The death toll from Bangladesh's worst industrial disaster surpassed 650 Monday after dozens of bodies were pulled from the wreckage of a nine-storey building housing garment factories, the army said.
Major Manzur Elahi of the army control room, which was set up to coordinate the rescue operation following the disaster last month, told AFP that recovery efforts had gathered pace and the "death toll now stands at 654".
"The toll is expected to rise further," he said.
The building, which housed five garment factories, collapsed near the capital Dhaka on April 24, trapping more than 3,000 people. Some 2,437 people have been rescued, Elahi said.
Hundreds of distraught relatives gathered at the site on the 12th day, as cranes and bulldozers cut through a mountain of concrete and mangled steel.

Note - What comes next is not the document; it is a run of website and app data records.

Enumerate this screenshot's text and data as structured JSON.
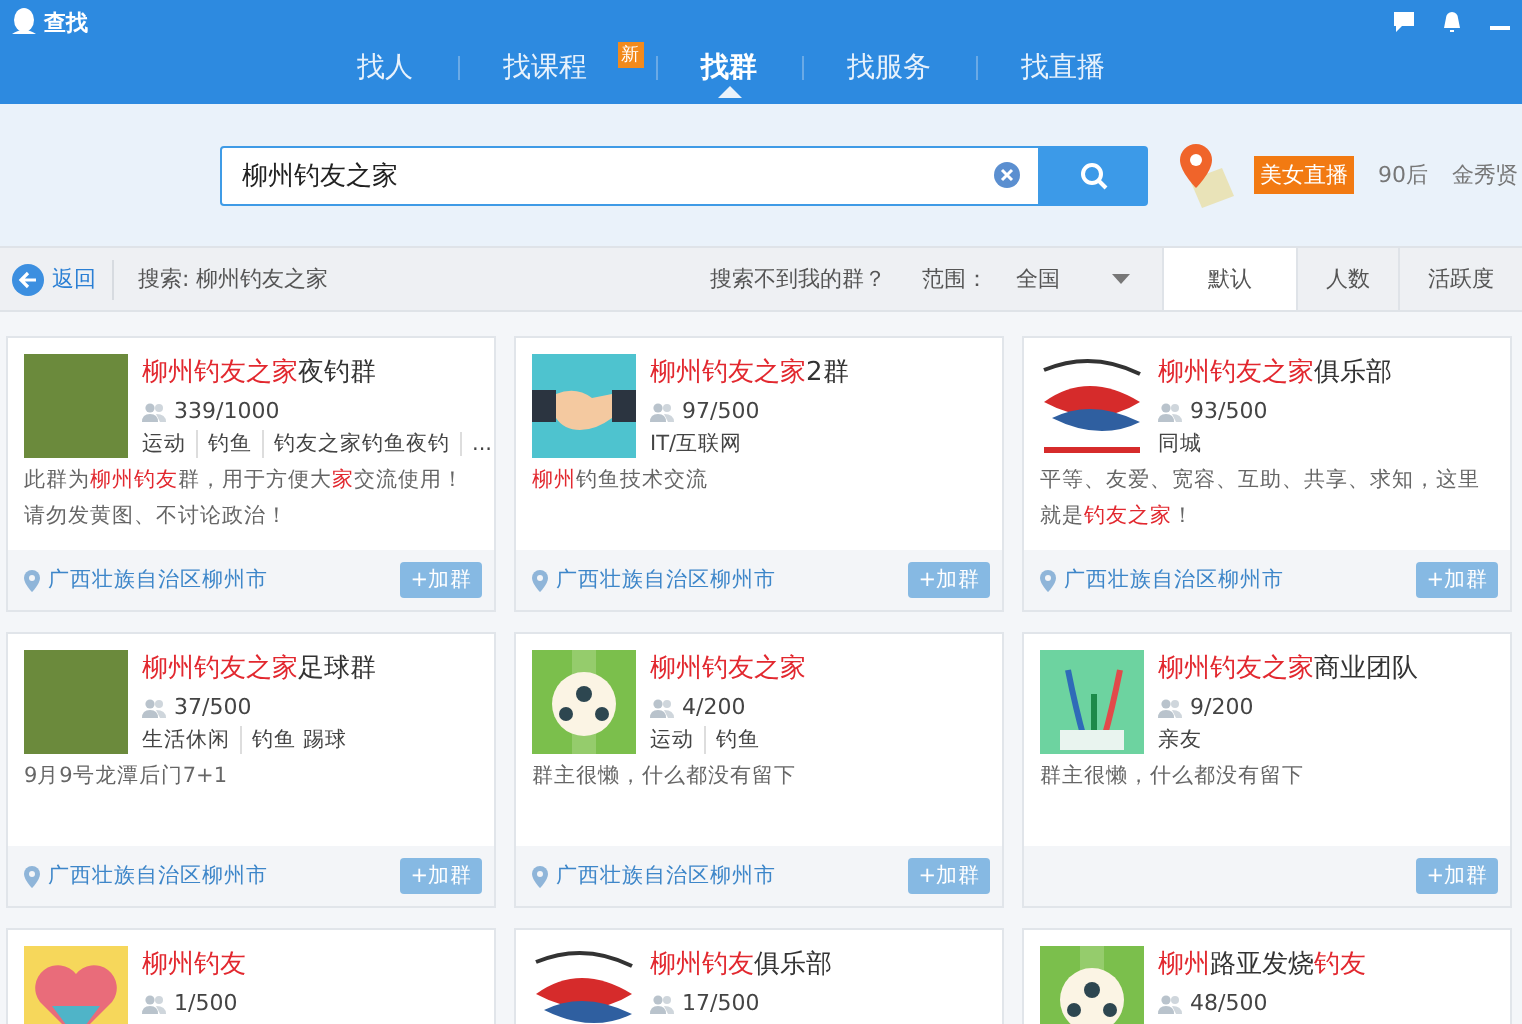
{
  "window": {
    "title": "查找"
  },
  "nav_tabs": [
    {
      "label": "找人",
      "selected": false
    },
    {
      "label": "找课程",
      "selected": false,
      "badge": "新"
    },
    {
      "label": "找群",
      "selected": true
    },
    {
      "label": "找服务",
      "selected": false
    },
    {
      "label": "找直播",
      "selected": false
    }
  ],
  "search": {
    "value": "柳州钓友之家"
  },
  "hot_words": [
    {
      "label": "美女直播",
      "kind": "badge"
    },
    {
      "label": "90后",
      "kind": "plain"
    },
    {
      "label": "金秀贤",
      "kind": "plain"
    }
  ],
  "toolbar": {
    "back": "返回",
    "query": "搜索: 柳州钓友之家",
    "help_link": "搜索不到我的群？",
    "range_label": "范围：",
    "range_value": "全国"
  },
  "sort_tabs": [
    {
      "label": "默认",
      "selected": true
    },
    {
      "label": "人数",
      "selected": false
    },
    {
      "label": "活跃度",
      "selected": false
    }
  ],
  "groups": [
    {
      "kind": "photo",
      "title": [
        {
          "text": "柳州钓友之家",
          "highlight": true
        },
        {
          "text": "夜钓群",
          "highlight": false
        }
      ],
      "members": "339/1000",
      "tags": [
        "运动",
        "钓鱼",
        "钓友之家钓鱼夜钓",
        "..."
      ],
      "description": [
        {
          "text": "此群为",
          "highlight": false
        },
        {
          "text": "柳州钓友",
          "highlight": true
        },
        {
          "text": "群，用于方便大",
          "highlight": false
        },
        {
          "text": "家",
          "highlight": true
        },
        {
          "text": "交流使用！请勿发黄图、不讨论政治！",
          "highlight": false
        }
      ],
      "location": "广西壮族自治区柳州市",
      "join": "+加群"
    },
    {
      "kind": "handshake",
      "title": [
        {
          "text": "柳州钓友之家",
          "highlight": true
        },
        {
          "text": "2群",
          "highlight": false
        }
      ],
      "members": "97/500",
      "tags": [
        "IT/互联网"
      ],
      "description": [
        {
          "text": "柳州",
          "highlight": true
        },
        {
          "text": "钓鱼技术交流",
          "highlight": false
        }
      ],
      "location": "广西壮族自治区柳州市",
      "join": "+加群"
    },
    {
      "kind": "fish",
      "title": [
        {
          "text": "柳州钓友之家",
          "highlight": true
        },
        {
          "text": "俱乐部",
          "highlight": false
        }
      ],
      "members": "93/500",
      "tags": [
        "同城"
      ],
      "description": [
        {
          "text": "平等、友爱、宽容、互助、共享、求知，这里就是",
          "highlight": false
        },
        {
          "text": "钓友之家",
          "highlight": true
        },
        {
          "text": "！",
          "highlight": false
        }
      ],
      "location": "广西壮族自治区柳州市",
      "join": "+加群"
    },
    {
      "kind": "photo",
      "title": [
        {
          "text": "柳州钓友之家",
          "highlight": true
        },
        {
          "text": "足球群",
          "highlight": false
        }
      ],
      "members": "37/500",
      "tags": [
        "生活休闲",
        "钓鱼 踢球"
      ],
      "description": [
        {
          "text": "9月9号龙潭后门7+1",
          "highlight": false
        }
      ],
      "location": "广西壮族自治区柳州市",
      "join": "+加群"
    },
    {
      "kind": "ball",
      "title": [
        {
          "text": "柳州钓友之家",
          "highlight": true
        }
      ],
      "members": "4/200",
      "tags": [
        "运动",
        "钓鱼"
      ],
      "description": [
        {
          "text": "群主很懒，什么都没有留下",
          "highlight": false
        }
      ],
      "location": "广西壮族自治区柳州市",
      "join": "+加群"
    },
    {
      "kind": "toothbrush",
      "title": [
        {
          "text": "柳州钓友之家",
          "highlight": true
        },
        {
          "text": "商业团队",
          "highlight": false
        }
      ],
      "members": "9/200",
      "tags": [
        "亲友"
      ],
      "description": [
        {
          "text": "群主很懒，什么都没有留下",
          "highlight": false
        }
      ],
      "join": "+加群"
    },
    {
      "kind": "heart",
      "title": [
        {
          "text": "柳州钓友",
          "highlight": true
        }
      ],
      "members": "1/500"
    },
    {
      "kind": "fish",
      "title": [
        {
          "text": "柳州钓友",
          "highlight": true
        },
        {
          "text": "俱乐部",
          "highlight": false
        }
      ],
      "members": "17/500"
    },
    {
      "kind": "ball",
      "title": [
        {
          "text": "柳州",
          "highlight": true
        },
        {
          "text": "路亚发烧",
          "highlight": false
        },
        {
          "text": "钓友",
          "highlight": true
        }
      ],
      "members": "48/500"
    }
  ]
}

Officials said the bodies pulled out have missing limbs in some cases or have decomposed, delaying identification. They identified only a handful of them by their mobile phones that were found in their pockets or factory identity cards.
Military rescuer Major Delwar Hossain late Sunday told AFP the stench at the site suggested more corpses were trapped under the rubble, forcing search teams from the army and fire services to wear masks.

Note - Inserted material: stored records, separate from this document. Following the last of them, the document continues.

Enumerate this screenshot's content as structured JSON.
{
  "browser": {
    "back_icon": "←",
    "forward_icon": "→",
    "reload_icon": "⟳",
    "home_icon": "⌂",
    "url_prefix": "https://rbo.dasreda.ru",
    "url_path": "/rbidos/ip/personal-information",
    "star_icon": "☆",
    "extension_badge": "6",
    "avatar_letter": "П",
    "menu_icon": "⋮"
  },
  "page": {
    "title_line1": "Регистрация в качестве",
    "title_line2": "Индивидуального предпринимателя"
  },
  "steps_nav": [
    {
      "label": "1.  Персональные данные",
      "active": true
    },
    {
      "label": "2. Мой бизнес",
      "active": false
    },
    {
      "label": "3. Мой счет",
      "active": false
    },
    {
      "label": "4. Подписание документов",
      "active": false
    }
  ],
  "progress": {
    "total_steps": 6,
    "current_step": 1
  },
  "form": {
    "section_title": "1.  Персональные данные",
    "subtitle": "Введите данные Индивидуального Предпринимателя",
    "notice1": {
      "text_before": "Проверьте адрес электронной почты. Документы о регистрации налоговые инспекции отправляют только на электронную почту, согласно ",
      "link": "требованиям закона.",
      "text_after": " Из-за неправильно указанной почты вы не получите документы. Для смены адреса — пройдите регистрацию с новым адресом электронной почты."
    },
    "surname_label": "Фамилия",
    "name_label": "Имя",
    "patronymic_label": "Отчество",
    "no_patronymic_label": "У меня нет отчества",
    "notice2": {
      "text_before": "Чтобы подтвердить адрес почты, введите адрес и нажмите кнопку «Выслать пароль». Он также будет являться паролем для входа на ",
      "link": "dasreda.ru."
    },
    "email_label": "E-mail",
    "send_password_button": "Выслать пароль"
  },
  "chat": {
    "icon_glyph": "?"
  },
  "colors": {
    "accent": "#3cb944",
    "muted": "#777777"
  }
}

"The foul odour is so strong you cannot work there without wearing masks and using air fresheners," Hossain said.
Preliminary findings of a government probe have blamed vibrations by four giant generators on the compound's upper floors for triggering the collapse.
Police have arrested 12 people including the building's owner Sohel Rana and four garment factory owners for forcing people to work on April 24, even though cracks appeared in the structure the previous day.
The wife of a male garment worker killed in the disaster has also filed a murder complaint against Rana, one of the garment factory owners and a municipal engineer. The three face death by hanging if convicted of murder.
Rana, a local leader of the ruling Awami League political party, was arrested after a four-day hunt as he tried to flee to India.
Factory workers have held protests calling for tough punishment for those responsible for the disaster, and demanding improved safety regulations.
The tragedy came just five months after a fire killed 111 people in a nearby garment factory.
UK retailer Primark, Italy's Benetton and Spanish firm Mango have admitted they had placed orders with the factories based in the compound, triggering an angry response in many Western countries.
Bangladesh is the world's second-largest garment exporter after China. The industry accounts for 80 percent of the country's exports and more than 40 percent of its industrial workforce.